- [How to complete this task]
Pull every "sender" line out of the data below.

- [Records shown]
..........

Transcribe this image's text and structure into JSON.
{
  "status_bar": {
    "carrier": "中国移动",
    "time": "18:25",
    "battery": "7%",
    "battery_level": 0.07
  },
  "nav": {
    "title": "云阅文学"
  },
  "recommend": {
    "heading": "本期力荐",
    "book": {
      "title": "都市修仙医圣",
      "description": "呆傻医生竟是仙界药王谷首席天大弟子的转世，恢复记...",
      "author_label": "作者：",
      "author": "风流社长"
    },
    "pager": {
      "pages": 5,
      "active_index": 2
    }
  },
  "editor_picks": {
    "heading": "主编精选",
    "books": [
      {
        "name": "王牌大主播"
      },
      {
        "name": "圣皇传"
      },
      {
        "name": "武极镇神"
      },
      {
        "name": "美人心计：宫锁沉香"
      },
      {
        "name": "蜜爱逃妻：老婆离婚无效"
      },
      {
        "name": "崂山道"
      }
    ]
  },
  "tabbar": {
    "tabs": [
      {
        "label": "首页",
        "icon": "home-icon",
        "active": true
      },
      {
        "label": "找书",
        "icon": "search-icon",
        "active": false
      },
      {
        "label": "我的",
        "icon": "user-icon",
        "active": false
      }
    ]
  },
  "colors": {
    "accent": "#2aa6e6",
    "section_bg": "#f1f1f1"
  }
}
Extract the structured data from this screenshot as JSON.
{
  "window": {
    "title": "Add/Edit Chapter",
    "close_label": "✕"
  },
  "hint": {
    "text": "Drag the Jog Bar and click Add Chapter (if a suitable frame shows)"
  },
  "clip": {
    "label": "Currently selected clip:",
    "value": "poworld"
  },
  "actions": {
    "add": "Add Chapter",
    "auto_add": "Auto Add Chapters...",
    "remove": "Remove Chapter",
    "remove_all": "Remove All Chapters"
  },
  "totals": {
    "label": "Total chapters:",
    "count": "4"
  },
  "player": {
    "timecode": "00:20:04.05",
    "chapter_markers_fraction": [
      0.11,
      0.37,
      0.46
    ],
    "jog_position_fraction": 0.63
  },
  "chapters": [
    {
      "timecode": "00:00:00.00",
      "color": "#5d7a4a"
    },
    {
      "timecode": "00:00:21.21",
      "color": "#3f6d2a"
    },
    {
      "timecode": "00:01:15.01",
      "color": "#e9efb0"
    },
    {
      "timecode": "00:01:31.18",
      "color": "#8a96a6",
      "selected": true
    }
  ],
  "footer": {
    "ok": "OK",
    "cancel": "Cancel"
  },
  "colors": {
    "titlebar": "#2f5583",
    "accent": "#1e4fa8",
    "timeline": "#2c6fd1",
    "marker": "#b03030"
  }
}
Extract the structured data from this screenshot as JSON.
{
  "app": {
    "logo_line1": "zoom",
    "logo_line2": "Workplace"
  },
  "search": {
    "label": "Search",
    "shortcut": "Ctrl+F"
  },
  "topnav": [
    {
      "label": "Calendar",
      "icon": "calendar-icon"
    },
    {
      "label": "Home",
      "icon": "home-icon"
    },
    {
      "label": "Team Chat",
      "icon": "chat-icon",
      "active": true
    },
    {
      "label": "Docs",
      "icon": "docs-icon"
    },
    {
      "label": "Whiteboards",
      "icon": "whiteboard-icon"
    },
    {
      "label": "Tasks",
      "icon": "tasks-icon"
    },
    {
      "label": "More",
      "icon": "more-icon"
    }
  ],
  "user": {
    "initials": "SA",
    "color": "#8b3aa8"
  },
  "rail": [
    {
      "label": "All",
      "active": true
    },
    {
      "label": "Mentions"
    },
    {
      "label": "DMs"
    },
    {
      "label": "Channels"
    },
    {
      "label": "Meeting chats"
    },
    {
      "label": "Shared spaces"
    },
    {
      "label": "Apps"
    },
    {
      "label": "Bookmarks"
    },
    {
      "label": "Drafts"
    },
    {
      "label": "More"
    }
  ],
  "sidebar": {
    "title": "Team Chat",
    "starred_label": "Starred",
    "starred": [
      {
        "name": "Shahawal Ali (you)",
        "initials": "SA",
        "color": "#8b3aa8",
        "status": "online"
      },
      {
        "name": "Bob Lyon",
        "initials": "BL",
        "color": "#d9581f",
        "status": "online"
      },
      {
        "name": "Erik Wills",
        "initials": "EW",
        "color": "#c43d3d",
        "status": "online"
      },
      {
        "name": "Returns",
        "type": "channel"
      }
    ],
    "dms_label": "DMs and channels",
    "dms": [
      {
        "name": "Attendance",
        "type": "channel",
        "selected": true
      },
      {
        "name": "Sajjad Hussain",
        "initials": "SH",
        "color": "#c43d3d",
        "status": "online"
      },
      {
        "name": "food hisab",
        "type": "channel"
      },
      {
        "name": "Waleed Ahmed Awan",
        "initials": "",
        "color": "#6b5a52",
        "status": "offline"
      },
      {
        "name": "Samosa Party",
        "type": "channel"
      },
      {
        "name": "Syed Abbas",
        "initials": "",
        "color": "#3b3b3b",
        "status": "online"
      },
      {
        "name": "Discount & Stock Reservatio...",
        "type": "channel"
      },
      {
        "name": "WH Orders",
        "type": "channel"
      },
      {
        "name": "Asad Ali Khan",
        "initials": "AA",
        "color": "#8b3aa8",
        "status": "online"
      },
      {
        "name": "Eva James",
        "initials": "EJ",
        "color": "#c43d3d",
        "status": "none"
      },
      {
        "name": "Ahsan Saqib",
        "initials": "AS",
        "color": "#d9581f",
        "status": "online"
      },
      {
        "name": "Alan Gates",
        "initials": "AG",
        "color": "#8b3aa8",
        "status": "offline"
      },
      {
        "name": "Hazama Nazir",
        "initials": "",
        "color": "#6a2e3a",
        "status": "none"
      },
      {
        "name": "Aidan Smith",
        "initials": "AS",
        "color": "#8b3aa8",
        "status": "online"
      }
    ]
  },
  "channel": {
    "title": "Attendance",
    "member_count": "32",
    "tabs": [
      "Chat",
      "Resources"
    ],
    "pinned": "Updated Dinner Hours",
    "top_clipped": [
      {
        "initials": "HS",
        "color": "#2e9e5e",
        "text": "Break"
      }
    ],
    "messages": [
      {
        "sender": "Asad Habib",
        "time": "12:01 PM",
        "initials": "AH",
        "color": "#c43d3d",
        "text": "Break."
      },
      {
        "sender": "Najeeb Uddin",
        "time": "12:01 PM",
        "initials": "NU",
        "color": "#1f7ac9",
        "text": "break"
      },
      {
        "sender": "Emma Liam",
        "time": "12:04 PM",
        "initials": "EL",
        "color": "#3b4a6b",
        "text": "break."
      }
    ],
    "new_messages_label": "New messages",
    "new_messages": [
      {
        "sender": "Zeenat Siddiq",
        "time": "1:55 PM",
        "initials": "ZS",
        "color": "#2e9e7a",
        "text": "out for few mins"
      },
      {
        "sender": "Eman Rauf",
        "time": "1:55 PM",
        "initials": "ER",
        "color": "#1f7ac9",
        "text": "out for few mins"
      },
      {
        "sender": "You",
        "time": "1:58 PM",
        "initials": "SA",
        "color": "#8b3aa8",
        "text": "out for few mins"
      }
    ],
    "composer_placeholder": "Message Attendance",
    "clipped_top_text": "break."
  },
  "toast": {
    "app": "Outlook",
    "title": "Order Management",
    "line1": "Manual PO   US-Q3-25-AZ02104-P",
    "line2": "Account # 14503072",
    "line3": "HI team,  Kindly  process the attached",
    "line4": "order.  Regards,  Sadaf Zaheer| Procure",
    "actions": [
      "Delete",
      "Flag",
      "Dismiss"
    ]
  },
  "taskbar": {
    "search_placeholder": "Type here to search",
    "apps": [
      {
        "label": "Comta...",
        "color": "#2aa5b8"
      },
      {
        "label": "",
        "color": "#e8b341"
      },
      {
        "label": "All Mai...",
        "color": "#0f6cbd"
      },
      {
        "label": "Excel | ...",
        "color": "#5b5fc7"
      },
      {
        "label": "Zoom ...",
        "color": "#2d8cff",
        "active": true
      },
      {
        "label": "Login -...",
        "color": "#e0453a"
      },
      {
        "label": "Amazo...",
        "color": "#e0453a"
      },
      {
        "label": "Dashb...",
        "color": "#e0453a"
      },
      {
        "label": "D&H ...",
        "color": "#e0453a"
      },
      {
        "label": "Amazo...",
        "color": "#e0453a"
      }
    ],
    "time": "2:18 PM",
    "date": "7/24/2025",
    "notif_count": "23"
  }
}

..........

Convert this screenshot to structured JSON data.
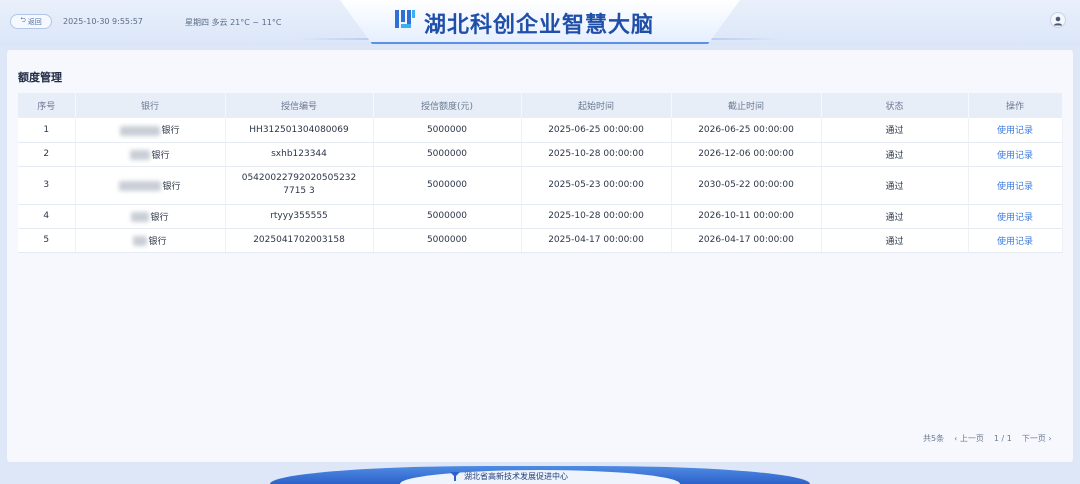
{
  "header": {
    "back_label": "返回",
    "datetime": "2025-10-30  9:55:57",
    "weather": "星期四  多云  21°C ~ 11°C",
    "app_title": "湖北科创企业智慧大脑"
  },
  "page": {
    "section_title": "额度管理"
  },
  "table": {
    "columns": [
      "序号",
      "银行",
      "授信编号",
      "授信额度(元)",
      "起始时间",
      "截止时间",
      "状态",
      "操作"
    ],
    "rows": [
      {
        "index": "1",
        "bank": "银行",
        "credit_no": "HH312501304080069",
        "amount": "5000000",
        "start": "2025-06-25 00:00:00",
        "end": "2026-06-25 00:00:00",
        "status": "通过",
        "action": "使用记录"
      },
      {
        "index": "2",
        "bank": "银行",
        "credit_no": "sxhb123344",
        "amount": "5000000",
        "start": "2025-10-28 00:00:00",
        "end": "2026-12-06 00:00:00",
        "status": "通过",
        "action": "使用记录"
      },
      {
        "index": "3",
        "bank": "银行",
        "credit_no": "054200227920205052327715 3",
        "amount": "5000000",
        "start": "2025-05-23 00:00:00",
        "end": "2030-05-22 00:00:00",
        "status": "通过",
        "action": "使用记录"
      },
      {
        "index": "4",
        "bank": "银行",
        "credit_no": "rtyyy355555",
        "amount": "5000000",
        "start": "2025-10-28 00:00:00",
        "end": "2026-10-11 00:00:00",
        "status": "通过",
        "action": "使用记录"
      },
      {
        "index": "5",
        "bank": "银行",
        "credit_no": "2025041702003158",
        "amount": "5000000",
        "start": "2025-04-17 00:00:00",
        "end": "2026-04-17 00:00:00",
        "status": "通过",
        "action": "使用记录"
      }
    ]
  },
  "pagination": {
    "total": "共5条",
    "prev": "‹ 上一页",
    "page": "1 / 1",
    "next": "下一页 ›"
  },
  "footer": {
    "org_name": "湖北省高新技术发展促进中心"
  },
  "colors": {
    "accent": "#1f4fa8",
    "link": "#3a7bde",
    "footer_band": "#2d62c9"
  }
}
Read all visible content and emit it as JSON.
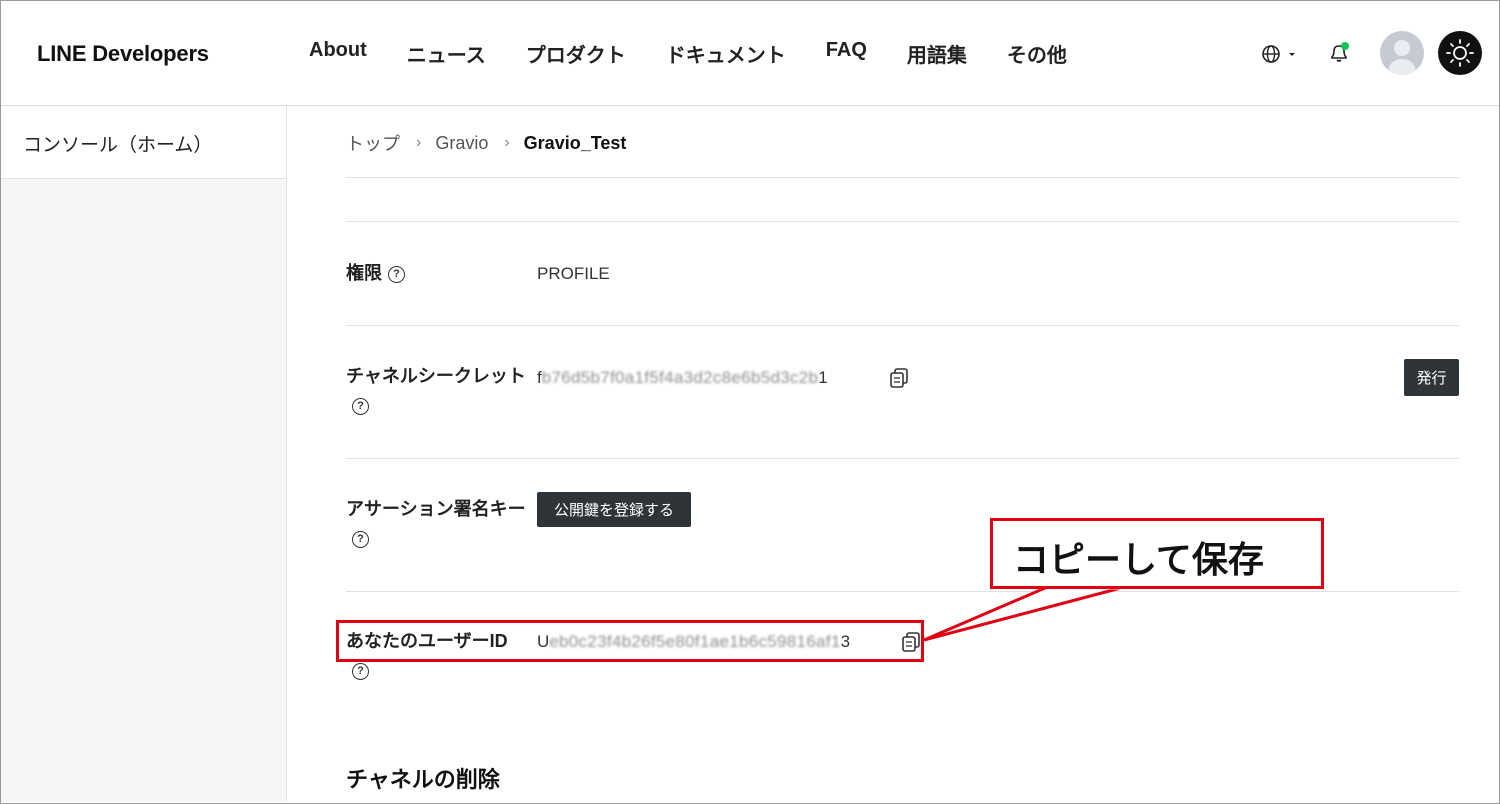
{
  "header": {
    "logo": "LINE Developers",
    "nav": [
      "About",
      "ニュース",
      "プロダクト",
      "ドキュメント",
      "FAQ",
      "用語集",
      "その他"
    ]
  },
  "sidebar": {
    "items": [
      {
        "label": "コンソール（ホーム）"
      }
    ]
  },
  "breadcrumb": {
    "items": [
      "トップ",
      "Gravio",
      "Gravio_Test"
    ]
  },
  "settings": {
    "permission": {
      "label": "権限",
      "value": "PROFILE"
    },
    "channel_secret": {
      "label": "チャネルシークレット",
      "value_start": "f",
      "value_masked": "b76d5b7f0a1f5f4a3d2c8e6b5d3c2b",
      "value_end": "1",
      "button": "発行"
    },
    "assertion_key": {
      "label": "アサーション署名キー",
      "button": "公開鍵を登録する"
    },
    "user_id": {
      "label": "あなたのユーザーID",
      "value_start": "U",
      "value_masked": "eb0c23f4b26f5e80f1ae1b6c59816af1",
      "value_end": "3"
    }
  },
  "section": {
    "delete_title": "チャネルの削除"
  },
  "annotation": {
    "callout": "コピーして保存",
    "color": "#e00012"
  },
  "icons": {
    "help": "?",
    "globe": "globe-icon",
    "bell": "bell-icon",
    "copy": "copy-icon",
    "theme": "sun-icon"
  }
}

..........

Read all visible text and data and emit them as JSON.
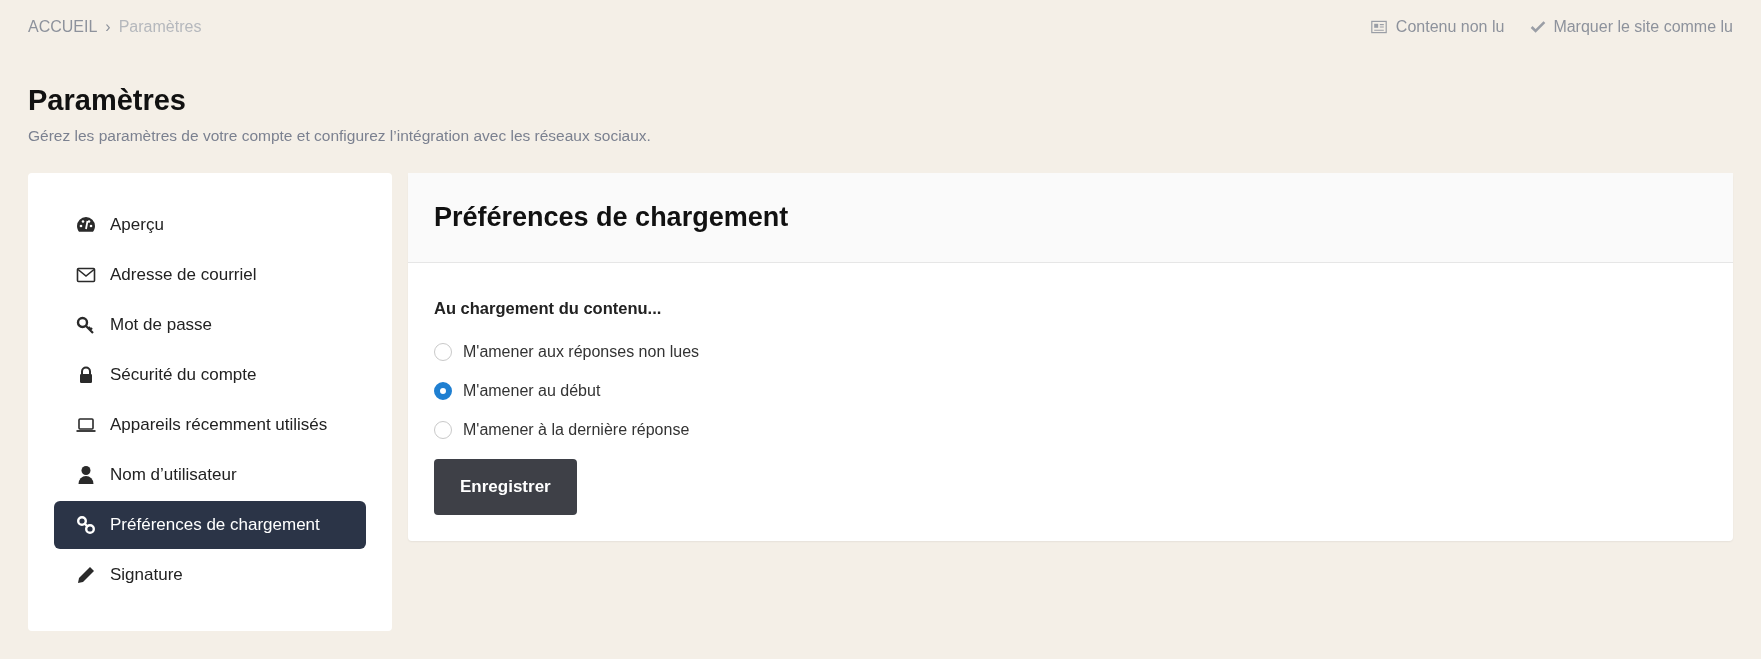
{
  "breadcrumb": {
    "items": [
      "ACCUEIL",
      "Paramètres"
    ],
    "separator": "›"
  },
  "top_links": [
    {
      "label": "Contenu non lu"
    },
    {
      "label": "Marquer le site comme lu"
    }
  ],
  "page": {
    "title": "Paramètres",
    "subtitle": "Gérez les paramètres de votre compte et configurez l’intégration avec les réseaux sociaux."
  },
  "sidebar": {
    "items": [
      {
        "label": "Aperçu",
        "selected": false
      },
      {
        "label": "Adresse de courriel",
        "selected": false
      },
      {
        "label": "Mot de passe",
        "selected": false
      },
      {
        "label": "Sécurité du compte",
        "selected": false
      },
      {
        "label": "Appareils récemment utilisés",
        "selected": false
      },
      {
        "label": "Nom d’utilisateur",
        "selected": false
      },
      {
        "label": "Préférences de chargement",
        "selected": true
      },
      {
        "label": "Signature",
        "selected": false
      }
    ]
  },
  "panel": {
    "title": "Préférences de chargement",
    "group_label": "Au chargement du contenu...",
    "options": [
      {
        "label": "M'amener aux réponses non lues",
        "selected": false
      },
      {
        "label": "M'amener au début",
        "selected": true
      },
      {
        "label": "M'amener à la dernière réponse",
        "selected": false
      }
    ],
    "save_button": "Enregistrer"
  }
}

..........

- [Task answer]
        "sender": "Asad Habib",
        "sender": "Najeeb Uddin",
        "sender": "Emma Liam",
        "sender": "Zeenat Siddiq",
        "sender": "Eman Rauf",
        "sender": "You",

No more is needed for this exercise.